In 11 studies, we found that participants typically did not enjoy spending 6 to 15 minutes in a room by themselves with nothing to do but think, that they enjoyed doing mundane external activities much more, and that many preferred to administer electric shocks to themselves instead of being left alone with their thoughts. Most people seem to prefer to be doing something rather than nothing, even if that something is negative.

Business man holding electricity light bolt in his hands

The Irish poet William Butler Yeats used to say, “It takes more courage to examine the dark corners of your own soul than it does for a soldier to fight on a battlefield.” But how far into those dark corners can a person get in 6 to 15 minutes? Is the battlefield of the mind worse than electric shocks?

Apparently. Even among participants who (after […]

Shifting Priorities: The Art of the Mindful Email

Not so long ago, the ability to multitask was viewed as an asset, but the glamour of doing many things at once is fading. The term “multitasking” originated from the computer industry in 1965 (first appearing on paper to describe the capabilities of the IBM System/360), but long before it was part of our lexicon, people were scrambling about trying to accomplish more than one thing at once. Back then, multitasking was simply part of daily life, especially for women who tended to children while doing chores around the house. Whether these undertakings are truly multitasking—performing two or more tasks simultaneously—or simply jumping from one task to the next as priorities shift is debated. But what’s not up for debate is that the actual tasks have changed: Today, people text and drive while listening to music and following GPS directions, respond to emails while talking with friends during dinner, or scroll through their Instagram account while listening in on a conference call and taking notes.

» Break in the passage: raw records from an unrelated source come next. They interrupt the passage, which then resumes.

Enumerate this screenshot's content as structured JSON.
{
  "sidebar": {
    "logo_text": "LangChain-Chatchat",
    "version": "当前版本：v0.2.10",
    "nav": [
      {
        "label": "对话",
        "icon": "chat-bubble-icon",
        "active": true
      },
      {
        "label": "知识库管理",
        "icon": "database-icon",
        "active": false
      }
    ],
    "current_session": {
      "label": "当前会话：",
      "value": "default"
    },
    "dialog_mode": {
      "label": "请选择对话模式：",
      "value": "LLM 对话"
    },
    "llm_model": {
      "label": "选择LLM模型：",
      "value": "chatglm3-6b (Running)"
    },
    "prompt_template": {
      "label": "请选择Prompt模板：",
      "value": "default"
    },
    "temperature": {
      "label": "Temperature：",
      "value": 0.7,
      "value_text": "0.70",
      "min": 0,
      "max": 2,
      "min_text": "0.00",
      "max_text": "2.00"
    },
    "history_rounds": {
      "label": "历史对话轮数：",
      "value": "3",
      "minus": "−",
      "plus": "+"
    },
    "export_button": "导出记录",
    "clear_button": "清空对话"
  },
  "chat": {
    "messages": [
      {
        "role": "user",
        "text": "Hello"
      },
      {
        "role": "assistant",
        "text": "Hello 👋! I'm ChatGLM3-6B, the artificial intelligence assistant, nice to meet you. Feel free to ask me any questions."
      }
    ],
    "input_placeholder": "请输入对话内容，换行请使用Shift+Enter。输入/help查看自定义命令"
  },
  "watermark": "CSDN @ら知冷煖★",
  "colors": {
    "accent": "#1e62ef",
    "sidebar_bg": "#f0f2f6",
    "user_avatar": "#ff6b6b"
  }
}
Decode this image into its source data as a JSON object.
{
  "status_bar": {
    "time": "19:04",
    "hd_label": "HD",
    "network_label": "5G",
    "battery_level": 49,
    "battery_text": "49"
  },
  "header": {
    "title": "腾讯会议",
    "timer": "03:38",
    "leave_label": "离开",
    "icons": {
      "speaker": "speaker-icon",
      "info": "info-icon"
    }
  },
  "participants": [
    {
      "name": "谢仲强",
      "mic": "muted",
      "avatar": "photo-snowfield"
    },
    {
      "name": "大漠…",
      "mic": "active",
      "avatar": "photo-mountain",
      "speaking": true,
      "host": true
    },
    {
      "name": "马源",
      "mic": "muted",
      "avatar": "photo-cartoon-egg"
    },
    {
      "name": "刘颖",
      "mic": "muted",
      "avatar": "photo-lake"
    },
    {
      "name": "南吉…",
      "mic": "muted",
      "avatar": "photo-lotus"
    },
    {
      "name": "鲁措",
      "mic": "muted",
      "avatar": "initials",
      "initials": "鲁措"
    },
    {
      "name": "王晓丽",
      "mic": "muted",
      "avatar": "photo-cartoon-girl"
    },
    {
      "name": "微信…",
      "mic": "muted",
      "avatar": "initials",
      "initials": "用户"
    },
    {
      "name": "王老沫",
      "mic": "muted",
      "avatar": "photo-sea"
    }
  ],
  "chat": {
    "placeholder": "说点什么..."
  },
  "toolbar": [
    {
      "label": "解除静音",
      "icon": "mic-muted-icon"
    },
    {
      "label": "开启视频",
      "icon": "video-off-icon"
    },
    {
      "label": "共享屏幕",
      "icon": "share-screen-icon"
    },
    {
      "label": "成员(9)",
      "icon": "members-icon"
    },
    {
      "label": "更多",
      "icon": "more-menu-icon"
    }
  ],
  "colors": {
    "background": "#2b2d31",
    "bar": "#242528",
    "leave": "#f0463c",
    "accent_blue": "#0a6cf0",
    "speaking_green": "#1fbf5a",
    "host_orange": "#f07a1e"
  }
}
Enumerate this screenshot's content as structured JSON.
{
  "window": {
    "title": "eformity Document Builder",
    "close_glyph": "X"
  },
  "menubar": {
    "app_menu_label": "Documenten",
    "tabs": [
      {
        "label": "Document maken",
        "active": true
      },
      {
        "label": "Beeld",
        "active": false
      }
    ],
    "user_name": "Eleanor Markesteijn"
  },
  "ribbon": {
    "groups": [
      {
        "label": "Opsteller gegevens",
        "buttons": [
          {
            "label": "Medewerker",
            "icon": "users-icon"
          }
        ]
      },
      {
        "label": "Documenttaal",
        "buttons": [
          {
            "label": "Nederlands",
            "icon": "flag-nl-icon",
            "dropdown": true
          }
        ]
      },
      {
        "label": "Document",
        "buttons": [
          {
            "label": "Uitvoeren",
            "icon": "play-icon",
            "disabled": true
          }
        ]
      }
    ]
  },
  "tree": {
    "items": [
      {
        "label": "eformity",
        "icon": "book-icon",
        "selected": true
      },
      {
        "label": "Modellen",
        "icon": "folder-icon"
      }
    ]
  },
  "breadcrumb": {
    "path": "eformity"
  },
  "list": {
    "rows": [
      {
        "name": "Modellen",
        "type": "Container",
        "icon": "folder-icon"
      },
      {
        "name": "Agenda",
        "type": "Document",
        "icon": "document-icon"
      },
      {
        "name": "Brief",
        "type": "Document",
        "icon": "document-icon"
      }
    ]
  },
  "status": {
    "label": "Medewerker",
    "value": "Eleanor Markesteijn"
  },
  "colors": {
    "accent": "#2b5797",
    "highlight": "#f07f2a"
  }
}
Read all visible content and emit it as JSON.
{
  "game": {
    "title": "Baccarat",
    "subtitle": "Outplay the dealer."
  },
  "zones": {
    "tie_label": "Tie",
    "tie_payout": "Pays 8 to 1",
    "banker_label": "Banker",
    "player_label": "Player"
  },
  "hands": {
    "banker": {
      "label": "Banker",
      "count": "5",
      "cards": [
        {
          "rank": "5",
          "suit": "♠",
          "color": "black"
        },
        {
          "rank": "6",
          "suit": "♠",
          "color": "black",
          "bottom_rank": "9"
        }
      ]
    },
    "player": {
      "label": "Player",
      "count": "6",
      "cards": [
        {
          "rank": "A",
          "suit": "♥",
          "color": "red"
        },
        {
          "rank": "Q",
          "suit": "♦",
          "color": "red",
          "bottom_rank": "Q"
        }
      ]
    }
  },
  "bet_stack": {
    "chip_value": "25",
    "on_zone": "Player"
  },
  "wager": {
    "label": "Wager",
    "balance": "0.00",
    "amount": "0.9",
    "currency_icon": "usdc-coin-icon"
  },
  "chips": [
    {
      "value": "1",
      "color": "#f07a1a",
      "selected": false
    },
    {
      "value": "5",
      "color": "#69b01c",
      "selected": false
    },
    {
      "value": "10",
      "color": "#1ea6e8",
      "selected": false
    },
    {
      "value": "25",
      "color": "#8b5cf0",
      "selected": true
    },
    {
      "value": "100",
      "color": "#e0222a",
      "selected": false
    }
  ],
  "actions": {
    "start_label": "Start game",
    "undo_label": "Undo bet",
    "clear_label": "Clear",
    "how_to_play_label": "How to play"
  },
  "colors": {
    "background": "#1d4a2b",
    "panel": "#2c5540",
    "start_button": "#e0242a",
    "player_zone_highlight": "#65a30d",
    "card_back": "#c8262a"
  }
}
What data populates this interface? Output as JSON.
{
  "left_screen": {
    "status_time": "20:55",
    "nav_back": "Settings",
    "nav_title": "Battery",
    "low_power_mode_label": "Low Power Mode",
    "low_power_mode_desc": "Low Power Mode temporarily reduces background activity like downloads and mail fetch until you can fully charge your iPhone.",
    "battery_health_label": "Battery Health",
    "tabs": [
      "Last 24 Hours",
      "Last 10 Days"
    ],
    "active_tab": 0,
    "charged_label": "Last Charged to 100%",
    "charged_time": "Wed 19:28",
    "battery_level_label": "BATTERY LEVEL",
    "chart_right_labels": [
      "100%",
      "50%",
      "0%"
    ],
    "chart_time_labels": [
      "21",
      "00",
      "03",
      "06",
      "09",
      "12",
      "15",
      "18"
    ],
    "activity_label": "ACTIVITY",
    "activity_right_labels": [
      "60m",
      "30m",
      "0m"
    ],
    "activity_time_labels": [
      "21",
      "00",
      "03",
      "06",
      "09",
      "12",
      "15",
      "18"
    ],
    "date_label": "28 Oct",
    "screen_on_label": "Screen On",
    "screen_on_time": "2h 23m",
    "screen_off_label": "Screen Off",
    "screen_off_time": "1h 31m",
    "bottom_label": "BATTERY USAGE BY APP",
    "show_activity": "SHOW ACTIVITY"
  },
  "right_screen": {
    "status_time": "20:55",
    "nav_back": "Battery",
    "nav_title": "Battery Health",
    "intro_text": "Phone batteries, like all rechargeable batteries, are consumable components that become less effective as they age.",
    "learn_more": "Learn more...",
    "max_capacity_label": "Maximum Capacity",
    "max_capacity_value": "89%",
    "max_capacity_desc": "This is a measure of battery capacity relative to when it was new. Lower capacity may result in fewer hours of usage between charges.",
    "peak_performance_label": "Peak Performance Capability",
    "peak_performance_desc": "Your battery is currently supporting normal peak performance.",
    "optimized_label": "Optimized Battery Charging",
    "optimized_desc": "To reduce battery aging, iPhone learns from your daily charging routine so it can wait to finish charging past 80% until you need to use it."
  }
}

busy woman at her desk
The reason multitasking is now under fire is because it doesn’t actually make us more efficient. A recent article in The Guardian, titled […]

Acceptance Versus Avoidance

For those who tend to obsess about the future or who can’t let go of the past, quieting the mind can be a welcome reprieve that, as science has shown, is good for both mental and physical health. Meditation provides an immediate grounding in the present moment, but for some it can be a surprisingly fine line between using it as a tool for avoidance instead of a path to acceptance.


Instead of using critical thinking to address a situation, some seek a retreat in mindfulness, a place to disconnect and avoid real-life challenges and emotions. A recent SIYLI blog, “Work Stress: Retrain the Brain,” explores ways to recognize the symptoms of stress and then practice pausing, actually stopping to breathe for a moment before reacting. In these circumstances, mindfulness is a tool to slow down long enough to dissipate the fight or flight response and then, hopefully, move forward with more awareness.

But time spent meditating, whether for that one breath while stressed or for prolonged periods, isn’t an escape from reality. It’s not a magic trick, a panacea or special sauce that obliterates problems. The stress caused by these […]

Work Stress: Retrain the Brain

Deadlines. Commuting. Colleagues. Technology. Wages. According to Everest College’s 2014 Work Stress Survey, 80 percent of Americans are frazzled by something at work. Think about it: That means only two out of 10 people in the workplace aren’t stressed.

Working in a state of frenzy can be a heady addiction for some, but it’s not a healthy one. Stress is linked to depression, heart disease, insomnia, weight gain, memory and concentration problems, as well as a host of other unsavory disorders. Not to mention that it’s unpleasant to work with anxious people. How can more of us join the happy and healthy minority?


The first step begins by noticing the symptoms of stress. Sometimes they’re subtle: a racing heart, hot ears, tensing muscles, talking fast or a clenched jaw. Sometimes they’re more obvious, such as the urge to yell or kick something. Self-awareness begins with emotional awareness. And recognizing these symptoms, before reacting, is where it all starts.

Once we can recognize a symptom or two arising, we just need to pause. Take a breath. Let the feeling subside. Let whatever triggered it wait for a few seconds, or even a minute, before responding. […]